** DATA FOR PROCESSING follows **

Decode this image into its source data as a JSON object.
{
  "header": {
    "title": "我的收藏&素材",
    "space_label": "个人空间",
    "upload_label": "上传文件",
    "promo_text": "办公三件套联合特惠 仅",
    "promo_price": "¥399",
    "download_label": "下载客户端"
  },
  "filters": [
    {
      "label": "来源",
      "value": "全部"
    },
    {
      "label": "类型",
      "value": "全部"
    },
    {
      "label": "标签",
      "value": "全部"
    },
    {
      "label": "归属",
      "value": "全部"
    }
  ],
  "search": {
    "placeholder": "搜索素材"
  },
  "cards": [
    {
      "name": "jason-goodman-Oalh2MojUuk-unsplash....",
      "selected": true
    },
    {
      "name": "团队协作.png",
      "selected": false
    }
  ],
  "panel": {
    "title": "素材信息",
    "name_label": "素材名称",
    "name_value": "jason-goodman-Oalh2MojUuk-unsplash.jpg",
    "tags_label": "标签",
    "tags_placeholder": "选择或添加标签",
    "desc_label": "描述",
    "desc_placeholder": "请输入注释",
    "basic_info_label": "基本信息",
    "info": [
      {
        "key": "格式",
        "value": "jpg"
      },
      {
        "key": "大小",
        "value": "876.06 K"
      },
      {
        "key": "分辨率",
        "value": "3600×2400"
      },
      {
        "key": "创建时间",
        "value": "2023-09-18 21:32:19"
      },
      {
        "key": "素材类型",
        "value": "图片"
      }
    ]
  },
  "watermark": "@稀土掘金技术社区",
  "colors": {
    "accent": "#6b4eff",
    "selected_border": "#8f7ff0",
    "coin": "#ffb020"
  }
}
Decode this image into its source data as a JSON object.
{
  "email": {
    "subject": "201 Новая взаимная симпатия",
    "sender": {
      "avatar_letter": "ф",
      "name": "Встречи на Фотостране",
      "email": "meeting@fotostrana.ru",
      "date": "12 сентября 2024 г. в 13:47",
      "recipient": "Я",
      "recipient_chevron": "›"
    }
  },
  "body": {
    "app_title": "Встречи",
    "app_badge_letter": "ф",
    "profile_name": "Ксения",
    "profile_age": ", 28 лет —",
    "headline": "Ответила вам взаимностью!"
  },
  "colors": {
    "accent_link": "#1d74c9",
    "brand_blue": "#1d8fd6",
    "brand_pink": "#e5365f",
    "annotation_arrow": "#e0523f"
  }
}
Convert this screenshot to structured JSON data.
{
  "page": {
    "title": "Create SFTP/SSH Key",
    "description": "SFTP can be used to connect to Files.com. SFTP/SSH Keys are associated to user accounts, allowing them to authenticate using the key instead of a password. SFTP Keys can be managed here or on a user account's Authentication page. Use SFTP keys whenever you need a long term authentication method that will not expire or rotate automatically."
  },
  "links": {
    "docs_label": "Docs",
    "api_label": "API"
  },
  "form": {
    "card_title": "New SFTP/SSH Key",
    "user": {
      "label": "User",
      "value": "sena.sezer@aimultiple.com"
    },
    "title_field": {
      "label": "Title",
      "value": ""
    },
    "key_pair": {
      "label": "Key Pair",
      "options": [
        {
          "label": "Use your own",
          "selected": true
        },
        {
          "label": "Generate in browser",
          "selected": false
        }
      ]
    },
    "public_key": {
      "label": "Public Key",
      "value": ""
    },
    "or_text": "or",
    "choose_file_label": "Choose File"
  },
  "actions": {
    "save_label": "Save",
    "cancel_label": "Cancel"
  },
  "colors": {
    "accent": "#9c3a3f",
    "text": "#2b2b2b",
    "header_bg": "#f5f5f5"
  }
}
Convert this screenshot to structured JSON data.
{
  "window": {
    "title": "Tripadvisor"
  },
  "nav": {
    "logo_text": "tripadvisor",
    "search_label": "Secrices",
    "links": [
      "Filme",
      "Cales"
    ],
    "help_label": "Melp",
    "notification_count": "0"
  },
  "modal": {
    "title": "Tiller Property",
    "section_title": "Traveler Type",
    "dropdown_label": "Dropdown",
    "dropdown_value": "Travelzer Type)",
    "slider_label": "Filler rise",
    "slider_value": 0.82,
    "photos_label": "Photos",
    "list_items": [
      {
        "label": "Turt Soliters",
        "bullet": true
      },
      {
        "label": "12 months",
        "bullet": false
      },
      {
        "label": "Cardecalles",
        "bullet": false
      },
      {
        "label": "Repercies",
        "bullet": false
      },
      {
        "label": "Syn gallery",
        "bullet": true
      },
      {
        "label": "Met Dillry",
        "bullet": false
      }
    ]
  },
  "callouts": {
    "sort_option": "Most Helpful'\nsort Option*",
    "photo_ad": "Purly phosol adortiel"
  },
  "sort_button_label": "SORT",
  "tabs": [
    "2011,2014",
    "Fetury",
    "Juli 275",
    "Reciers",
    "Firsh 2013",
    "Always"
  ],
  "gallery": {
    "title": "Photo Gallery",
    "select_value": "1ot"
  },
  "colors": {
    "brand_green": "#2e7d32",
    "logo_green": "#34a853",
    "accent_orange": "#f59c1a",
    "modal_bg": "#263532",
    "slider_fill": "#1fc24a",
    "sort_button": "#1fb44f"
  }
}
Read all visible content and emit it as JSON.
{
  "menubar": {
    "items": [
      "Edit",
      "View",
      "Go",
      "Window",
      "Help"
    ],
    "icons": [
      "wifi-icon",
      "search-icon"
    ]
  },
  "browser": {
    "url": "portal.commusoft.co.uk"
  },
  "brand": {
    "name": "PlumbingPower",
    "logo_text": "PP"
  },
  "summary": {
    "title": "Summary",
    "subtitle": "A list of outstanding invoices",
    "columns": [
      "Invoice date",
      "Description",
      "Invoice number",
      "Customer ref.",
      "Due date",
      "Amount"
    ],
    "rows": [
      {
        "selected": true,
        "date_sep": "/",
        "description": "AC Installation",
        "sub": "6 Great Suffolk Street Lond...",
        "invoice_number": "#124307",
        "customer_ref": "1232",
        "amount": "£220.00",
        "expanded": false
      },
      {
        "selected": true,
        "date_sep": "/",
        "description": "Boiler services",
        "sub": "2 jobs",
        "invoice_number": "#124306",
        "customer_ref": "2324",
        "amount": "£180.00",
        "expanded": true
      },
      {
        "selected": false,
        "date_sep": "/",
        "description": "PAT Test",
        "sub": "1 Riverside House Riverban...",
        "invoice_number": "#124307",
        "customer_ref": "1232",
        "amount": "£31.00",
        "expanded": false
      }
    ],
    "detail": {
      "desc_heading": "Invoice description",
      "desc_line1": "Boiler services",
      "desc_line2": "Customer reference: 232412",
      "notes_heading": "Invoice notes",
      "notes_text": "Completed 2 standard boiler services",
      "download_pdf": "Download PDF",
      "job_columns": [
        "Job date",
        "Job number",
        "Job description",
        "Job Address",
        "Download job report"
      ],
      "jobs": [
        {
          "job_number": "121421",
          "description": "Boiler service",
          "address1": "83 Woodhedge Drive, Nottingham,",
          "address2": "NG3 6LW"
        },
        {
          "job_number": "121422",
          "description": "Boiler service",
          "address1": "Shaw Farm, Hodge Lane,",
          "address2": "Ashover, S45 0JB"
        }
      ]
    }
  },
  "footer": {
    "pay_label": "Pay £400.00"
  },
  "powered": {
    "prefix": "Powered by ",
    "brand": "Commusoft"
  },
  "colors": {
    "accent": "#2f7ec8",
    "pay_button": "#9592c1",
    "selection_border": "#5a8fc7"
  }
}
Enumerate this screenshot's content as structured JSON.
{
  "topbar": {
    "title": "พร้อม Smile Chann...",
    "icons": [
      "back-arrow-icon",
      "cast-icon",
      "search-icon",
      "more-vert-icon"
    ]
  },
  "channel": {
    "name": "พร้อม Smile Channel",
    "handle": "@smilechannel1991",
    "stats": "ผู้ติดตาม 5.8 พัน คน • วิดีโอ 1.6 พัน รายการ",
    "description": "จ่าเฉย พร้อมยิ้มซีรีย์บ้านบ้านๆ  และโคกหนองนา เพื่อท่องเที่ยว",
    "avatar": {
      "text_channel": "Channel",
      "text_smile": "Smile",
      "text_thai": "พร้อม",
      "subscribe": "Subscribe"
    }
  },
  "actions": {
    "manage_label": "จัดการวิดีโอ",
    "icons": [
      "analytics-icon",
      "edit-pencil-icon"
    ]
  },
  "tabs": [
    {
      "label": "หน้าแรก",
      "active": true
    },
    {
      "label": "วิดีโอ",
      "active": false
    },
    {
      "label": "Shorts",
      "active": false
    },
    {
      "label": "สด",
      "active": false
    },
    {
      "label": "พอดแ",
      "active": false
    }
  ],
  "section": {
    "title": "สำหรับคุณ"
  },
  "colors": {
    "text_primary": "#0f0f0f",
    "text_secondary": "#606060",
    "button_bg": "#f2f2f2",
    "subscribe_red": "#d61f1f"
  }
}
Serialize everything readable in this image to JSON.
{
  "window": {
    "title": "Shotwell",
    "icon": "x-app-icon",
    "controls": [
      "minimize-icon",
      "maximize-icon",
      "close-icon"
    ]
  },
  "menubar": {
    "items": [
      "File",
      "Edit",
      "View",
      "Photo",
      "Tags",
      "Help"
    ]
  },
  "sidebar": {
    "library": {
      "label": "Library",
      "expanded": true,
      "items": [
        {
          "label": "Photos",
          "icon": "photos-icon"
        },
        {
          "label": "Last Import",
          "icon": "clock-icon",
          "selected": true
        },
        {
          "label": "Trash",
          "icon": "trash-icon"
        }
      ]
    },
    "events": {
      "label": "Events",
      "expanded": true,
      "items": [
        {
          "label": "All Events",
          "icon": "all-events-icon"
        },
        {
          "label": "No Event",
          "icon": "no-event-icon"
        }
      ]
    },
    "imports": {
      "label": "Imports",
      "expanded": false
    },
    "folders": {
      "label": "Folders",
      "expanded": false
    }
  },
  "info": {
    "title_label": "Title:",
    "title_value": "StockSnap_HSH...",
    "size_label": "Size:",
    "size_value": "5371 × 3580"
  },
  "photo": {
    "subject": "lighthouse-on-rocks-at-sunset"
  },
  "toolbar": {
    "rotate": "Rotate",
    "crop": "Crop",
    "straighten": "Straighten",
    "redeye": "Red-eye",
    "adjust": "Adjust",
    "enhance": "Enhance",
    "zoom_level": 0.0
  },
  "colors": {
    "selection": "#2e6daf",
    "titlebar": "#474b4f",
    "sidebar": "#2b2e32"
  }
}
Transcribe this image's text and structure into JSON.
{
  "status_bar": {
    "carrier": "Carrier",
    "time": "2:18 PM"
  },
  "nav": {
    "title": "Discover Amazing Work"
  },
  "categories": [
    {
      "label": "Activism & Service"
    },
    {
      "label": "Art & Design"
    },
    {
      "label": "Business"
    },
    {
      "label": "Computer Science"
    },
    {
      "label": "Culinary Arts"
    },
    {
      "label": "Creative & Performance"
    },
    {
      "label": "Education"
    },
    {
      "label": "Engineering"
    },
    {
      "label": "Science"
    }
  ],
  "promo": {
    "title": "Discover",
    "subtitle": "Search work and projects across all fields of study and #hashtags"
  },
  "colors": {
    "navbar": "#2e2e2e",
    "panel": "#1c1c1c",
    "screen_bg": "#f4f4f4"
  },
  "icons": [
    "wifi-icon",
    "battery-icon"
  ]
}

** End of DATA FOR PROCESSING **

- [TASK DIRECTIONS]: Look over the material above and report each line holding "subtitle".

- [EXERCISE SOLUTION]:
    "subtitle": "A list of outstanding invoices",
    "subtitle": "Search work and projects across all fields of study and #hashtags"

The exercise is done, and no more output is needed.